The Nexus 9 includes an 8 MP main camera, reportedly the same one found in HTC's mid-range Desire 610, so those hopes for the pinnacle of mobile photography being reached by a Nexus device will have to be shifted over to the Nexus 6 instead. Tablet photography was always a weird thing anyway, so maybe it doesn't matter so much.
Still, the Nexus 9 camera provides decent enough photos in good conditions. Just don't expect flagship quality images from this puppy (or fast auto-focus, which is painfully slow). You're stuck shooting at 4:3 too. If you want 16:9 you'll either have to crop from 4:3 photos or shoot at ridiculously low resolutions (2.1 MP on the main camera or 0.9 MP on the front-facing camera). You've got 1080p video on the main camera and 720p up front. Take a look at at some test photos:
This is perhaps the weakest point of the Nexus 9 for me: the battery literally sucks. It chews power incessantly. Even if you have the tablet pludged into the wall socket and are using it, the battery still drops slowly. It takes forever to charge and discharges way faster than you would expect for a stock device with a next-gen procesor, relatively low resolution display and a 6,700 mAh battery.
Make sure you turn the battery saver on immediately, because you're going to need it. Even relatively demure tasks like watching video or Skyping chew significant amounts of battery life. I can only hope the performance and battery life can be improved with another firmware update, because this is a real worry for me right now. You practically need to plan your day around the Nexus 9 battery: most of the day to charge it and about 4-5 hours to kill it.
Release date and price
The Nexus 9 release date was October 17th, 2014 for pre-orders with the first units shipped on November 3rd. The Nexus 9 is available via the Google Play Store, Amazon as well as at select retail outlets. The Nexus 9 price comes in three flavors: 399 USD for the 16 GB Wi-Fi only version, 479 USD for the 32 GB Wi-Fi only version, and 559 USD for the 32 GB version with LTE connectivity.
The Nexus 9 has me in two minds. It promised so much: next-gen specs, a whole new world of Android, HTC quality build quality and BoomSound speakers, but the reality is a bit of a letdown. I don't know to what degree the fault is in HTC's lap and to what degree Google are to blame, but there are some very bad decisions made with the Nexus 9.
Sure, some aspects like performance, battery life and the camera could be improved with a firmware update, as they were with the Nexus 5, but right now, the way it comes out the box is not enough for me to call this anything like the best tablet of the year, and I so wanted it to be. Even the lack of a 64 GB version really bugs me.

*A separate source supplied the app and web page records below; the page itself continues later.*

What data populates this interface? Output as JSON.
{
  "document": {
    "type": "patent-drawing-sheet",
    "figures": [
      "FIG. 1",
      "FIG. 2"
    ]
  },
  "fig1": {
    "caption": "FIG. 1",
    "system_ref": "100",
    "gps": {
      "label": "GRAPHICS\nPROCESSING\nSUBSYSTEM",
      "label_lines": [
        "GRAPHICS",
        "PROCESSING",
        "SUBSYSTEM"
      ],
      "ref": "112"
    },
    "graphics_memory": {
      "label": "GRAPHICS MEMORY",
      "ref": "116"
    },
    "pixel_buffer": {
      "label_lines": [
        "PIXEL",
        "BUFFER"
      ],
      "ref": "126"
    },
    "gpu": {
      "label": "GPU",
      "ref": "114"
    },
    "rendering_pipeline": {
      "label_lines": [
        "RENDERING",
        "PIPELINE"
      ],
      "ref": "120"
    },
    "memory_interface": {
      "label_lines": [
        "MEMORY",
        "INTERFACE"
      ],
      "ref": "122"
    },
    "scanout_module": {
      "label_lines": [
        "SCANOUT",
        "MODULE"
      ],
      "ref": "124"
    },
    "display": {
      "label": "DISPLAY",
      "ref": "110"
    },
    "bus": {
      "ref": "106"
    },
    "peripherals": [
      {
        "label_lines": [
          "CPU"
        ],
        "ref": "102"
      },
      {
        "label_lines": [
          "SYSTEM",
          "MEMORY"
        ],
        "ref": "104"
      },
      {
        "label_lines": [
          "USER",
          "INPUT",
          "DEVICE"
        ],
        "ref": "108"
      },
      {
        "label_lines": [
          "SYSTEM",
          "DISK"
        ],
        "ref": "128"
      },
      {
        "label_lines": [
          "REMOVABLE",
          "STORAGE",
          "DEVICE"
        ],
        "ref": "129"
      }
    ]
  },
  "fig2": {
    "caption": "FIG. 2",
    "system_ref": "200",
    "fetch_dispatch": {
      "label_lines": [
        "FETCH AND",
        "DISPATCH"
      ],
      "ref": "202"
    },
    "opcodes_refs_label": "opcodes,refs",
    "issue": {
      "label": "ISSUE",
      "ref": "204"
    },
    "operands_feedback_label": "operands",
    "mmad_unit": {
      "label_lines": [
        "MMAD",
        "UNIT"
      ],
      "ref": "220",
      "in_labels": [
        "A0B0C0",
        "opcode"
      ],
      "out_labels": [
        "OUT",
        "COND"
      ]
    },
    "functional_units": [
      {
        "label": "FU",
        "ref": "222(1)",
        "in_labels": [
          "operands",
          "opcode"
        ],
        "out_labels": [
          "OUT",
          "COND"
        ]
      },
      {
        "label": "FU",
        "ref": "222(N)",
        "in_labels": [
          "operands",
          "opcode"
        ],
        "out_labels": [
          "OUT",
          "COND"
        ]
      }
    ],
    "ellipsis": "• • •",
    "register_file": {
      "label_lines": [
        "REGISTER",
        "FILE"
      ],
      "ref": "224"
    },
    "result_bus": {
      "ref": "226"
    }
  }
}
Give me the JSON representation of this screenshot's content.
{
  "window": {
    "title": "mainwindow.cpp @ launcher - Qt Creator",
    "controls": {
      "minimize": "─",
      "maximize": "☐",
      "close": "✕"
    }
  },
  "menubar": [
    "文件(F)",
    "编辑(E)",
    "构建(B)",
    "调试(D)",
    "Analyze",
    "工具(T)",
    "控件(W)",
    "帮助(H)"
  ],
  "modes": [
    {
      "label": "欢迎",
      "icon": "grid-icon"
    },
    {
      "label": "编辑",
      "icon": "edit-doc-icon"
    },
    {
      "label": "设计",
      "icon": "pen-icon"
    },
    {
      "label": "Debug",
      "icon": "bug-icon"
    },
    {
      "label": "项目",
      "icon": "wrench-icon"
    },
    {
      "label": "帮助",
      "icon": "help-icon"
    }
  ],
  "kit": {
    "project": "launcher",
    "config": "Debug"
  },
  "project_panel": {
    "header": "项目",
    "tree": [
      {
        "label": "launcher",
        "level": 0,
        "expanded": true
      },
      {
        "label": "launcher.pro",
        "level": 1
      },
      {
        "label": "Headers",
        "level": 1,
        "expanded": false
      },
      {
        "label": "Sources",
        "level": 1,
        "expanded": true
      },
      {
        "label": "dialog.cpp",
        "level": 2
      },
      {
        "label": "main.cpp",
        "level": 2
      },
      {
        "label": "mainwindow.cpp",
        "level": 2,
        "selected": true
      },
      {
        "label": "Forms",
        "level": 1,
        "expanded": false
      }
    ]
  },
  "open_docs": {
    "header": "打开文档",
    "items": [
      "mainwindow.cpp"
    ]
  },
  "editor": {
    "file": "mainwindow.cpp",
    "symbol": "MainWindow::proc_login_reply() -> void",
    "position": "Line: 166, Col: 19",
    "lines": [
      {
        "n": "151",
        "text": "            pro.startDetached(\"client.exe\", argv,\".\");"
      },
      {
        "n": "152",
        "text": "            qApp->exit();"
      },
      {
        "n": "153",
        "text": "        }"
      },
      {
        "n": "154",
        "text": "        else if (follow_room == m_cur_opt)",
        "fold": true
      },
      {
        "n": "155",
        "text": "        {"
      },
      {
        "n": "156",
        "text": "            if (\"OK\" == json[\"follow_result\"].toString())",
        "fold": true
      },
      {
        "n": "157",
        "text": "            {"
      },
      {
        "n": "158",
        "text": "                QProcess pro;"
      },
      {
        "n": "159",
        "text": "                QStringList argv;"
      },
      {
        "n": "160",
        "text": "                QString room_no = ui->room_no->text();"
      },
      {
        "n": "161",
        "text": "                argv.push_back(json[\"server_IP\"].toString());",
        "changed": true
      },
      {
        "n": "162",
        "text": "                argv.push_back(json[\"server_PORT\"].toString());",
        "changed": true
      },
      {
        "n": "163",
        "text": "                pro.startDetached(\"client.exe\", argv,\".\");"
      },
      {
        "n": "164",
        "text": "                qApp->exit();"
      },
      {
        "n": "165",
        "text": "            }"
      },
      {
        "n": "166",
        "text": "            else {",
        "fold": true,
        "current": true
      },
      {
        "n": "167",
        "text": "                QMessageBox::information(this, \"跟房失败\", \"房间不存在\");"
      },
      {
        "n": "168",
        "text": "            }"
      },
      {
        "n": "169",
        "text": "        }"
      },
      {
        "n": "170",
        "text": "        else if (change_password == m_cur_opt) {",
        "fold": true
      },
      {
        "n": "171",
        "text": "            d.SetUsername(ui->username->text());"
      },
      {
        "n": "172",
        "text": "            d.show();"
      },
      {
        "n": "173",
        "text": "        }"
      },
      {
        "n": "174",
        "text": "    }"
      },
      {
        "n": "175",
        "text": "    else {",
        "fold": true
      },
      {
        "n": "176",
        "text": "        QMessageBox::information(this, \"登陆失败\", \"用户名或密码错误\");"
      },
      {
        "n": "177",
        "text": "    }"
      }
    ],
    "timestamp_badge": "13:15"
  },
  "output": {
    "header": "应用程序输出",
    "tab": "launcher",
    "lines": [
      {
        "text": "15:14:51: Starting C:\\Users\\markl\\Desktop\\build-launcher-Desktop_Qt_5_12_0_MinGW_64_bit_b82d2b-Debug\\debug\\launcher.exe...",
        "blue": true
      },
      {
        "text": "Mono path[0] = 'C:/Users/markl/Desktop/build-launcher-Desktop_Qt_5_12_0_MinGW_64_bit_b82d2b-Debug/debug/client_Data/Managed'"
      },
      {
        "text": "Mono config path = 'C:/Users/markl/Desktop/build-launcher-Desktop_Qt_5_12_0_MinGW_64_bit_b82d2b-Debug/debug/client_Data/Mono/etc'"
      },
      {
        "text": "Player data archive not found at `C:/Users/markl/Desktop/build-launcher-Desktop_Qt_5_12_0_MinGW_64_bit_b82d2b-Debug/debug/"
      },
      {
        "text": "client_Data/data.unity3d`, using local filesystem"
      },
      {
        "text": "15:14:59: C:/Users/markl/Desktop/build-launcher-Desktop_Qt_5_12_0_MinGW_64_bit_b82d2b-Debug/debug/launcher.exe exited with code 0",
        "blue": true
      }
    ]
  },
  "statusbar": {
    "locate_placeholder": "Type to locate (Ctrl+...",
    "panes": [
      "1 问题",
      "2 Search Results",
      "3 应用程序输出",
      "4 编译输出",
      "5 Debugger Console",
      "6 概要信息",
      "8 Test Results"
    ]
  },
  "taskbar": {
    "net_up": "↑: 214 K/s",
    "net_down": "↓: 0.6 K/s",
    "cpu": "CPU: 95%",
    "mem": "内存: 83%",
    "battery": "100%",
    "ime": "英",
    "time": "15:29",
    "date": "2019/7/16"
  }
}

There are definitely high points of the Nexus 9: BoomSound is solid, the Tegra K1 is super fast and powerful, the device looks good (even if it feels a little flimsy) and stock Android 5.0 Lollipop is mostly a joy even if the tablet optimization for me feels a little weird in places. There's lots of promise here for those that can live with a few issues. Which is pretty much the Nexus mantra through and through: top shelf halfway and bargain basement the rest. I'm just not sure Google made the right choices this time around.
- Want to know when your device will get the Android 5.0 update?
What do you think of the Nexus 9 so far? Is it the tablet for you or a wannabe iPad?